Can West End make a comeback?
Maybe the first steps happened this week
BY FAIMON A. ROBERTS III
MAY 2, 2021
West End, the once-vibrant dining and entertainment hub where iconic seafood restaurants and bars rested on pilings over Lake Pontchartrain until Hurricane Katrina laid waste to the area, could be a step closer to coming back to life.
A new agreement between New Orleans, Jefferson Parish and the state is expected to be approved in the coming days and will enable the city and the parish to work together to solicit proposals from groups interested in redeveloping the spot where restaurants such as Bruning's and Fitzgerald's sat until 2005.

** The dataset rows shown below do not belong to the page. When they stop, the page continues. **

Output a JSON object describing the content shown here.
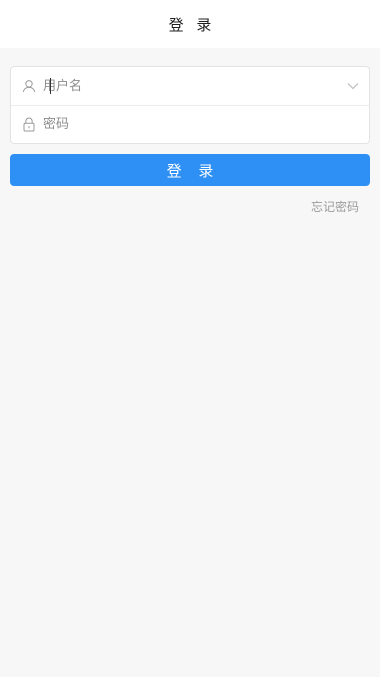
{
  "header": {
    "title": "登 录"
  },
  "form": {
    "username": {
      "placeholder": "用户名",
      "value": "",
      "icon": "user-icon",
      "dropdown_icon": "chevron-down-icon"
    },
    "password": {
      "placeholder": "密码",
      "value": "",
      "icon": "lock-icon"
    }
  },
  "actions": {
    "login_label": "登 录",
    "forgot_label": "忘记密码"
  },
  "colors": {
    "accent": "#2e8ff5",
    "background": "#f7f7f7",
    "surface": "#ffffff",
    "muted_text": "#9b9b9b"
  }
}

The Jefferson Parish Council approved the agreement Wednesday. New Orleans Mayor LaToya Cantrell is expected to sign it in the coming days and state approval could come soon after that. Once enacted, Jefferson and New Orleans will work together to develop a request for development proposals. West End runs along the border between the two parishes.
The move marks one of the brightest spots of optimism about the restoration of the site's old allure in more than a decade.
"This is something that is important for all of us," New Orleans City Council member Joe Giarrusso, whose district includes the New Orleans-owned part of West End, told the Jefferson Parish Council on Wednesday.
Though signing the agreement is up to Cantrell, Giarrusso has a resolution on Thursday's City Council agenda in support of it. He expects the resolution to get unanimous support.
"We've all been working cooperatively," Giarrusso said.
Likewise, Jefferson Parish Council member Jennifer Van Vrancken called getting the site back into commerce "huge."
"We are excited to get this process rolling and bring that spot back to life," she said.
Details of what the proposals may bring to the table are not clear as yet, but one thing is: It won't look exactly like it did in recent memory, when spots like Fitzgerald's and Bruning's drew New Orleanians and Jeffersonians alike to chow on their seafood offerings. Those restaurants were built on pilings out over the water.
The pilings are still visible, but unusable: the U.S. Army Corps of Engineers has forbidden any buildings to be built on them so as not to interfere with the operation of the nearby pump station that was built after the disastrous flooding during Katrina.
That leaves what is essentially the old parking lot available for development, Van Vrancken said.
The nearly 5-acre site could end up with some retail, some restaurants, perhaps even some residential development, she said.
"I think that's what we've all envisioned," she said, referring to a mix of uses for the property. Part of the land, especially along the western side, is owned by the state. But it lies in Jefferson Parish, which is why all three parties need to work together.
Van Vrancken also hopes to build a walking bridge to connect the West End site to nearby Bucktown Harbor. A special taxing district could be created to help maintain the area around the development as well.
"Theoretically, the whole lakefront is working in synergy," Van Vranken said. Public meetings are planned for both the Orleans side and the Jefferson side to gather residents' input on what should go on the site, she said.
"I want to make sure that this is a place ... that people want to use," Giarrusso said.
If it comes to fruition, it would be the latest iteration of what had been a commercial and recreational hub for south shore residents for nearly two centuries.
Prior to Katrina, a depression-era federal project redesigned the area, transforming it from a working port and recreational area — it was once known as the "Coney Island of New Orleans" — into one that was primarily recreation, and included West End Park, Breakwater Park, Municipal Yacht Harbor, the Southern Yacht Club and Orleans Marina, as well as restaurants and other attractions.
The two parishes could potentially issue a request for proposals for the site within a year. But it won't be soon enough for Giarrusso and Van Vrancken.
"I think we are all a little antsy to get it going," Giarrusso said.